As iron sharpens iron, so one person sharpens another. – Proverbs 27:17

Weathering the Waves

A furious squall came up, and the waves broke over the boat, so that it was nearly swamped. Jesus was in the stern, sleeping on a cushion. The disciples woke Him and said to Him, “Teacher, don’t you care if we drown?” He got up, rebuked the wind and said to the waves, “Quiet! Be still!” Then the wind died down and it was completely calm. – (Mark 4:37-39, NIV)

A very bad wind came up on the lake. The waves were coming over the sides of the boat, and it was almost full of water. Jesus was inside the boat, sleeping with His head on a pillow. The followers went and woke Him. They said, “Teacher, don’t you care about us? We are going to drown!” Jesus stood up and gave a command to the wind and the water. He said, “Quiet! Be Still!” Then the wind stopped and the lake became calm. – (Mark 4:37-39, ERV)

A huge storm came up. Waves poured into the boat, threatening to sink it. And Jesus was in the stern, head on a pillow, sleeping! They roused Him, saying, “Teacher, is it nothing to You that we’re going down?” Awake now, He told the wind to pipe down and said to the sea, “Quiet! Settle down!” The wind ran out of breath; the sea became smooth as glass. – (Mark 4:37-39, MSG)

 

Though I have both read and heard the passage about Jesus calming the storm numerous times, yesterday’s message by my pastor, brought new revelation that is extraordinarily timely. The disciples were primarily a group of experienced fishermen. They had spent their years and earned their livelihood fishing on this particular body of water, so none of them were new to sudden storms. What stood out about this one was that no longer was it a storm surrounding them, but it was actually bringing water into the boat. Fear entered when the storm on the outside, began impacting the inside. As the waves began to fill the boat, they recognized their desperate need for a Savior. In their state of terror, they questioned Christ’s concern for them, as they feared their own demise. Jesus demonstrated His authority and power as He spoke to the storm, telling the wind and the waves to “Be still!”  We are no different. Often, we neglect to pray about things that are “out there, but when they come close, or affect us directly, we suddenly find ourselves in the midst of the storm. The beautiful thing is that Jesus will still respond to us in the same way that He did to His disciples. 

1) In the midst of the storm, we need to seek Jesus. 

2) As we do, our prayers have the power to calm the storm. 

3) In the midst of the storm, we need to anchor ourselves to God’s love. 

Jesus has the power to not only calm the storm around us, but He calms the chaos within us as well. Sometimes, they are simultaneous, yet other times we will be brought to a space of His relentless grace, simply to be at peace in knowing that He is in the boat with us. Our boat will not sink when He is aboard. May we hold fast to the Anchor who is our hope, and remember Who is in the boat with us through the storms.

 

When the storm surrounds, wp-15849697395664983915925030867878.jpg

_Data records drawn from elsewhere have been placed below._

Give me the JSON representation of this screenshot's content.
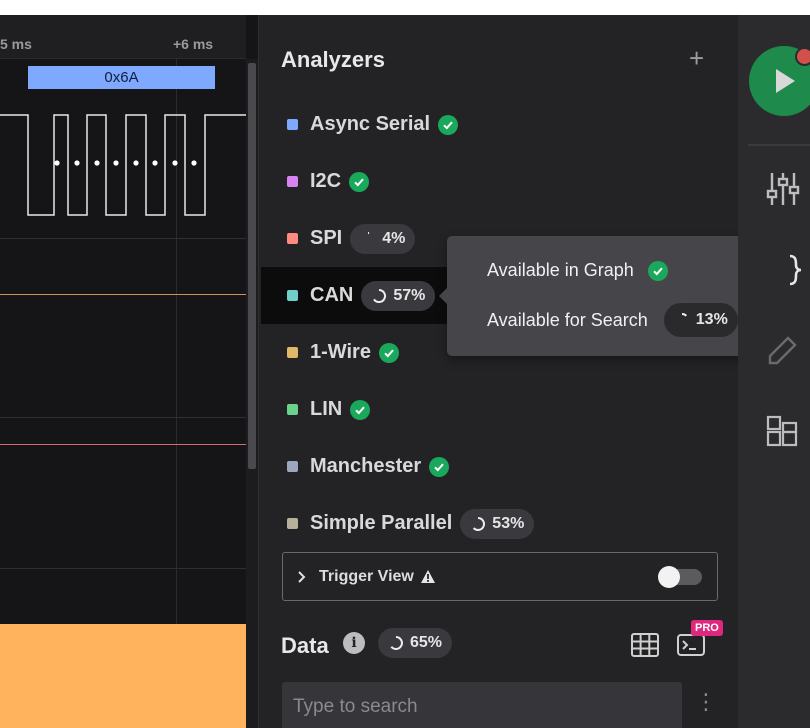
{
  "timeline": {
    "tick_left": "5 ms",
    "tick_right": "+6 ms",
    "protocol_frame_label": "0x6A",
    "colors": {
      "frame": "#7fa9ff",
      "can_line": "#c8965a",
      "spi_line": "#d96a6a",
      "bottom_channel": "#ffb35c"
    }
  },
  "analyzers": {
    "title": "Analyzers",
    "add_icon": "plus-icon",
    "items": [
      {
        "label": "Async Serial",
        "color": "#7fa9ff",
        "status": "complete"
      },
      {
        "label": "I2C",
        "color": "#d884f0",
        "status": "complete"
      },
      {
        "label": "SPI",
        "color": "#ff8a80",
        "status": "progress",
        "percent": "4%"
      },
      {
        "label": "CAN",
        "color": "#6fcfc9",
        "status": "progress",
        "percent": "57%"
      },
      {
        "label": "1-Wire",
        "color": "#e0b86a",
        "status": "complete"
      },
      {
        "label": "LIN",
        "color": "#6ad28a",
        "status": "complete"
      },
      {
        "label": "Manchester",
        "color": "#9ba6bf",
        "status": "complete"
      },
      {
        "label": "Simple Parallel",
        "color": "#b8b09a",
        "status": "progress",
        "percent": "53%"
      }
    ]
  },
  "tooltip": {
    "graph_label": "Available in Graph",
    "search_label": "Available for Search",
    "search_percent": "13%"
  },
  "trigger_view": {
    "label": "Trigger View",
    "warning_icon": "warning-icon",
    "enabled": false
  },
  "data": {
    "title": "Data",
    "info_icon": "info-icon",
    "percent": "65%",
    "pro_badge": "PRO",
    "search_placeholder": "Type to search"
  },
  "rail": {
    "icons": [
      "play-icon",
      "sliders-icon",
      "code-icon",
      "pencil-icon",
      "layout-icon"
    ]
  }
}
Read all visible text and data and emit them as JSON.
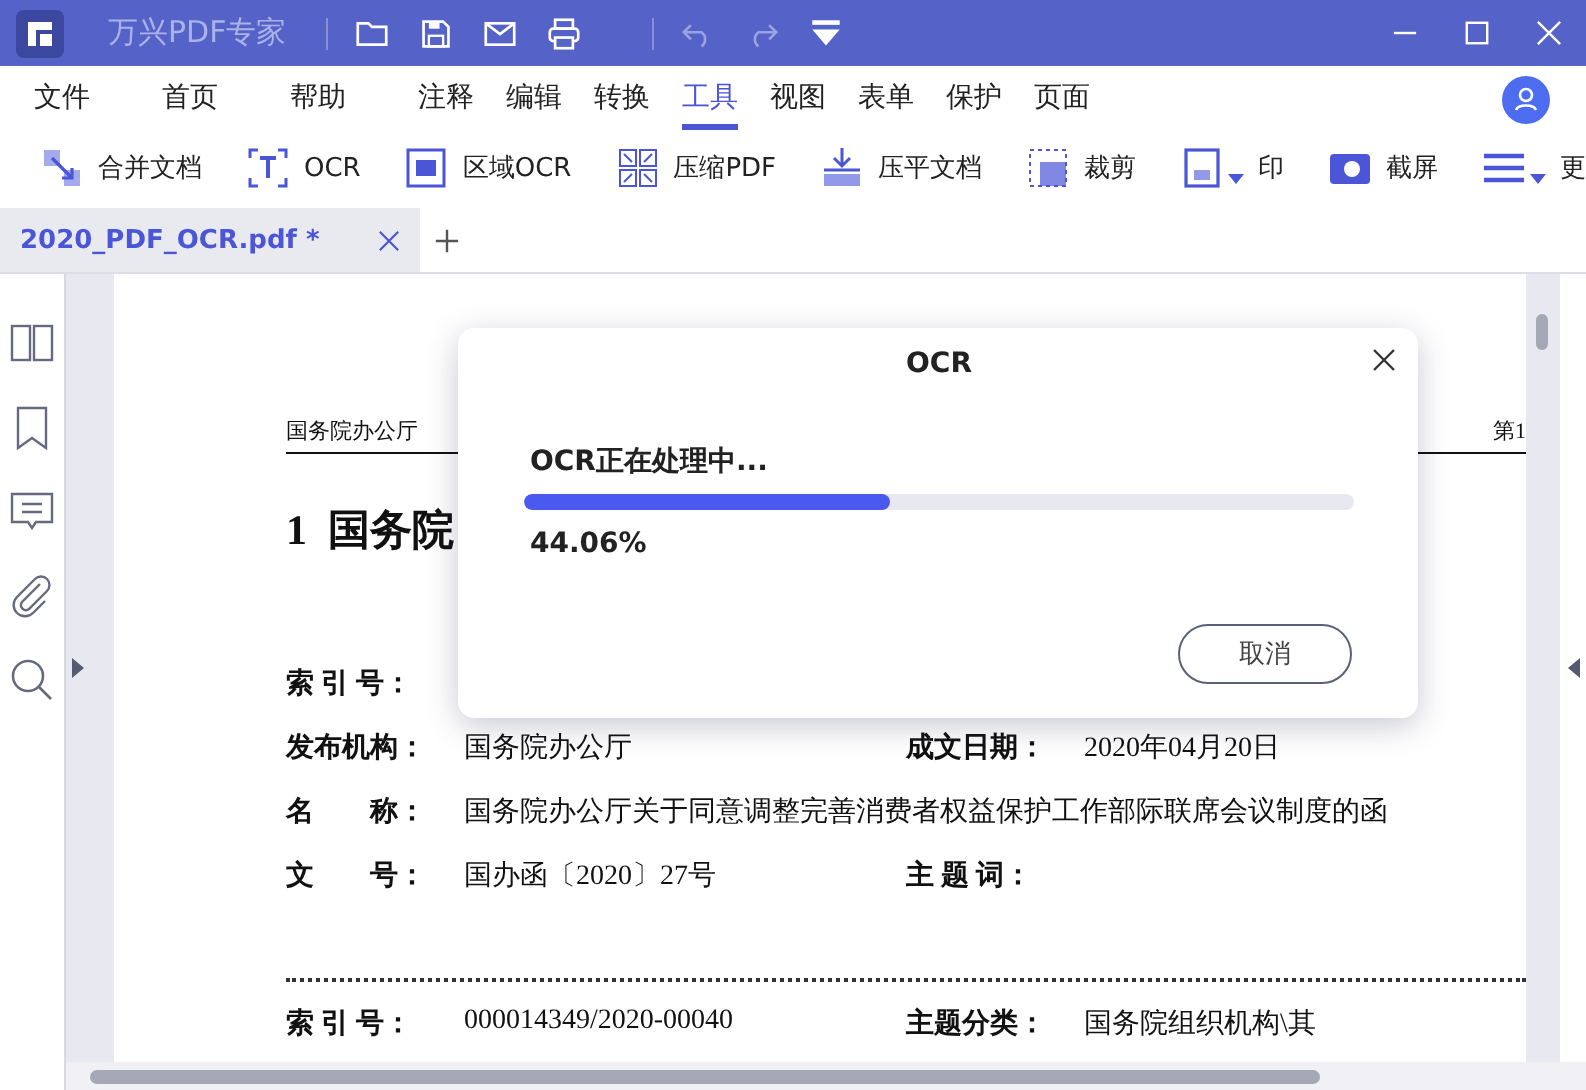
{
  "app": {
    "title": "万兴PDF专家"
  },
  "menu": [
    {
      "label": "文件",
      "selected": false
    },
    {
      "label": "首页",
      "selected": false
    },
    {
      "label": "帮助",
      "selected": false
    },
    {
      "label": "注释",
      "selected": false
    },
    {
      "label": "编辑",
      "selected": false
    },
    {
      "label": "转换",
      "selected": false
    },
    {
      "label": "工具",
      "selected": true
    },
    {
      "label": "视图",
      "selected": false
    },
    {
      "label": "表单",
      "selected": false
    },
    {
      "label": "保护",
      "selected": false
    },
    {
      "label": "页面",
      "selected": false
    }
  ],
  "toolbar": [
    {
      "label": "合并文档",
      "dropdown": false
    },
    {
      "label": "OCR",
      "dropdown": false
    },
    {
      "label": "区域OCR",
      "dropdown": false
    },
    {
      "label": "压缩PDF",
      "dropdown": false
    },
    {
      "label": "压平文档",
      "dropdown": false
    },
    {
      "label": "裁剪",
      "dropdown": false
    },
    {
      "label": "印",
      "dropdown": true
    },
    {
      "label": "截屏",
      "dropdown": false
    },
    {
      "label": "更",
      "dropdown": true
    }
  ],
  "tabs": [
    {
      "label": "2020_PDF_OCR.pdf *",
      "selected": true
    }
  ],
  "document": {
    "header_left": "国务院办公厅",
    "header_right": "第1",
    "heading": "1  国务院",
    "rows": [
      [
        {
          "label": "索 引 号："
        }
      ],
      [
        {
          "label": "发布机构：",
          "value": "国务院办公厅"
        },
        {
          "label": "成文日期：",
          "value": "2020年04月20日"
        }
      ],
      [
        {
          "label": "名　　称：",
          "value": "国务院办公厅关于同意调整完善消费者权益保护工作部际联席会议制度的函"
        }
      ],
      [
        {
          "label": "文　　号：",
          "value": "国办函〔2020〕27号"
        },
        {
          "label": "主 题 词："
        }
      ]
    ],
    "rows_after_divider": [
      [
        {
          "label": "索 引 号：",
          "value": "000014349/2020-00040"
        },
        {
          "label": "主题分类：",
          "value": "国务院组织机构\\其"
        }
      ]
    ]
  },
  "dialog": {
    "title": "OCR",
    "status": "OCR正在处理中...",
    "progress": {
      "level": 0.4406,
      "reading": "44.06%"
    },
    "button": "取消"
  }
}
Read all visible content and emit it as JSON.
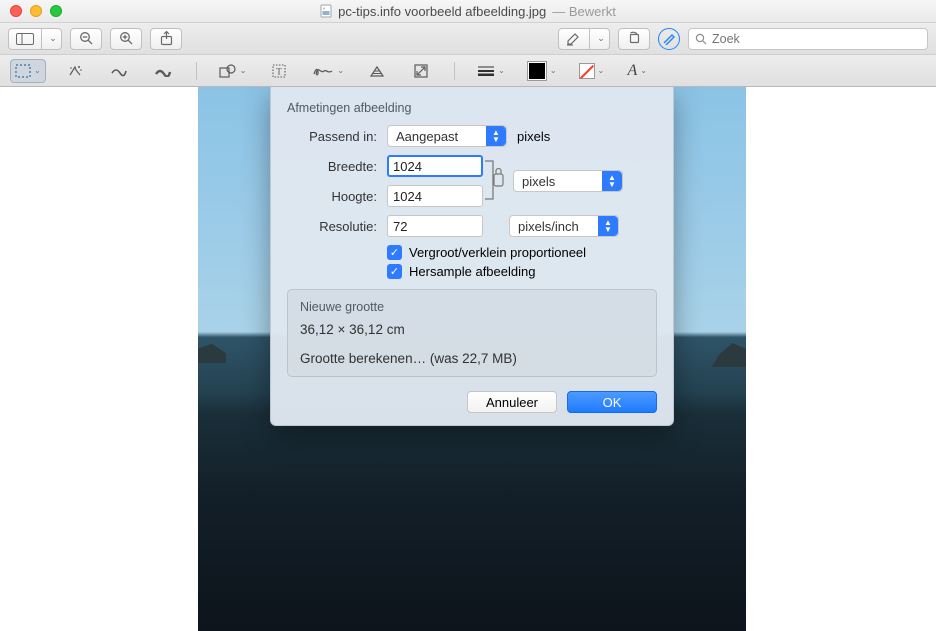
{
  "title": {
    "filename": "pc-tips.info voorbeeld afbeelding.jpg",
    "status": "Bewerkt"
  },
  "toolbar1": {
    "search_placeholder": "Zoek"
  },
  "dialog": {
    "section_dimensions": "Afmetingen afbeelding",
    "fit_label": "Passend in:",
    "fit_value": "Aangepast",
    "fit_unit": "pixels",
    "width_label": "Breedte:",
    "width_value": "1024",
    "height_label": "Hoogte:",
    "height_value": "1024",
    "wh_unit": "pixels",
    "res_label": "Resolutie:",
    "res_value": "72",
    "res_unit": "pixels/inch",
    "check_proportional": "Vergroot/verklein proportioneel",
    "check_resample": "Hersample afbeelding",
    "new_size_header": "Nieuwe grootte",
    "new_size_value": "36,12 × 36,12 cm",
    "calc_text": "Grootte berekenen… (was 22,7 MB)",
    "cancel": "Annuleer",
    "ok": "OK"
  }
}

Take pause, choose to pray;

Fend off fearfulness,

Christ shows us the way.

Even when the waves,

Break over our boat;

If God is with us,

He’ll keep us afloat.

It takes but a word,

An act of God’s will;

Peace will be present,

And waters made still.

 

Dear Heavenly Father, thank You that no matter what storms surround us, or even the waves that make way into our boat, You remain with us. Thank You that all power and authority are Yours, and that in You, we have access to be anchored in Your love and calmed in the storm. Forgive us for our fearfulness when the waves crash too close to our own boats. Teach us to come to You in both the calm and in the storm, remembering it is You to whom we need to anchor ourselves to stay afloat. Show us how to love those around us well, so that they too may find hope and peace and strength to weather the storms that come their way. May many come into a lasting relationship with You. Be glorified O God, as we anchor ourselves to Your love each day, as You keep us safe and secure through every wave that comes our way. Amen.

 

© Shannon Elizabeth Grabrick and Revelations in Writing, May 2011 – present

 

We have this hope as an anchor for the soul, firm and secure… – Hebrews 6:19a